I’ll never forget May 5, 2011, when the nurse practitioner called to break the news that I had a bone lesion on my pelvis. I was in shock. It didn’t matter how prepared I thought I was.Share
Mike: He also said they had no data to go on so he really didn’t know what to tell us. He looked directly into my eyes and said, “You can go ahead with it, as long as you are comfortable having a 10-year-old on your own.” It was a very touching but honest conversation.
Carmen: We went ahead and got pregnant immediately, and Rachael was born December 12, 2003. Three months later, we did blood work and my myeloma cell numbers had gone up a little bit. Three months after that, they had almost doubled.
For the next nine years, my numbers slowly crept up and I continued to have various diagnostic screenings, including getting MRIs every year, PET scans and more.
Mike: Other than going every three months to monitor her condition—and it’s always a little stressful to go to a cancer unit—we had nine years after the initial diagnosis of living a pretty normal life.
Carmen: In 2010, I had a bone marrow biopsy that showed the disease was progressing. Still, I thought: I’ve had time to prepare for this. I’m ready.
I’ll never forget May 5, 2011, when the nurse practitioner called to break the news that I had a bone lesion on my pelvis. I was in shock. It didn’t matter how prepared I thought I was.
The Outlook: Lifelong Treatment
Carmen: My first day of treatment was one of the hardest of my life. I was standing outside my cancer center in New Jersey, and I didn’t want to go in. The real journey was now going to start, and it was very hard to accept.
The treatments—which include stem cell transplants (where they collect my stem cells prior to chemo and give them back to me afterward), chemotherapy and more—are still ongoing because, with this condition, you pretty much have to be on constant treatment for the rest of your life. There is no cure.

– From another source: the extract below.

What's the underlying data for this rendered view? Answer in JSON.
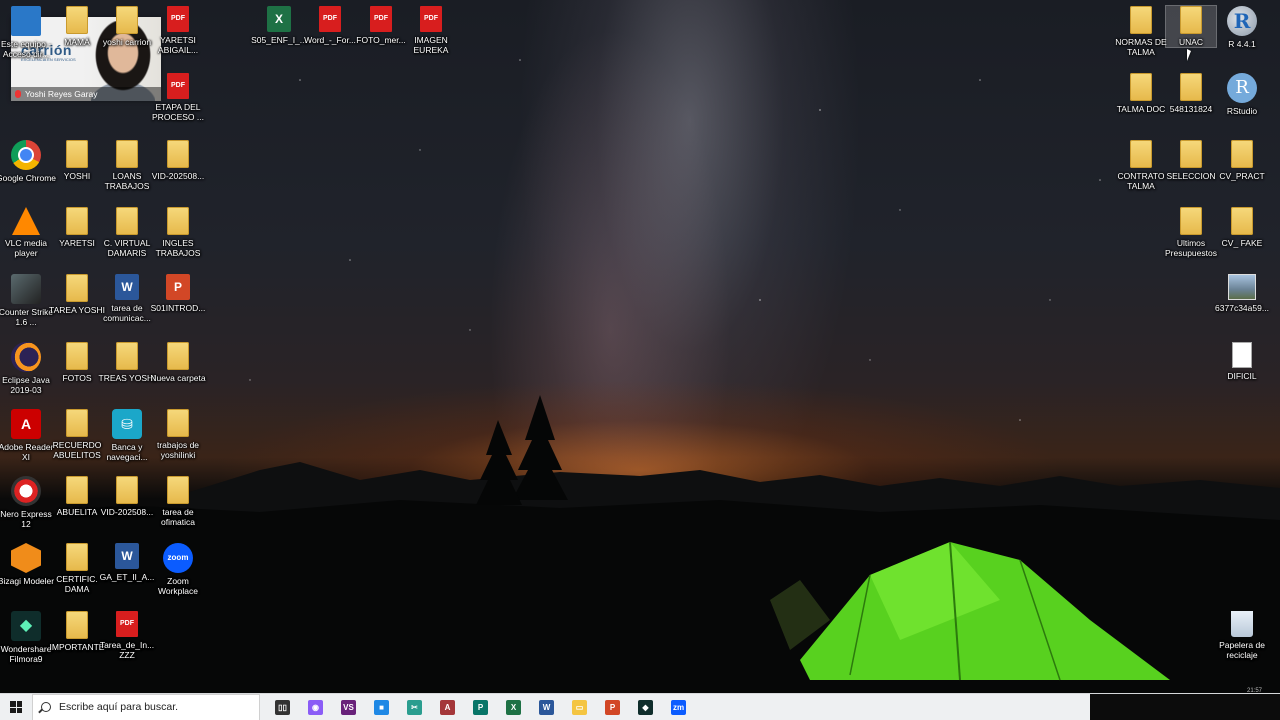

Mike: The doctor told us that these stem cell transplants generally work for about two years, but they lasted for over four, which was good. But then Carmen's numbers started going up again, so after consulting with our transplant expert, we decided to try an allogeneic transplant, which involves collecting stem cells from a matching donor and transplanting them into the patient to suppress disease and restore the immune system.
Two matches fell through, but the third was a perfect match—a 23-year-old man in Germany.
Carmen: The first 100 days are the most crucial, and I did great. Treatment is ongoing and we are being proactive, trying different things as new issues or complications develop. Six months after the transplant, I did a triathlon, and then Mike and I decided to participate in the Road to Victories race.
Gearing Up for the Big Challenge
Carmen: We’re both working hard to get ready. I’m up to riding about 120 miles a week, and I have both a personal trainer and a personal cycling trainer.
Mike: I’m also spending 12 to 15 hours per week riding my bike, in addition to other training. But that's the easy part.
The MMRF’s track record of getting treatments for multiple myeloma approved in the time it normally takes for one is what's really impressive. We’re thankful to both the MMRF and Janssen Oncology for creating this platform and for supporting the research.
Carmen: This ride is going to be challenging, but a huge accomplishment. I’ve been through a lot in terms of treatment, so in that way, I’m so lucky to be able to do it. I have nothing to lose, so I’m going to do everything I can to just live life and live it in a quality way.
But more than that, I know I’m taking patients along with me for the ride. A lot of people look at me and say, “You don’t look like you have cancer.” And I don’t. But I know if there is no cure found, I will one day.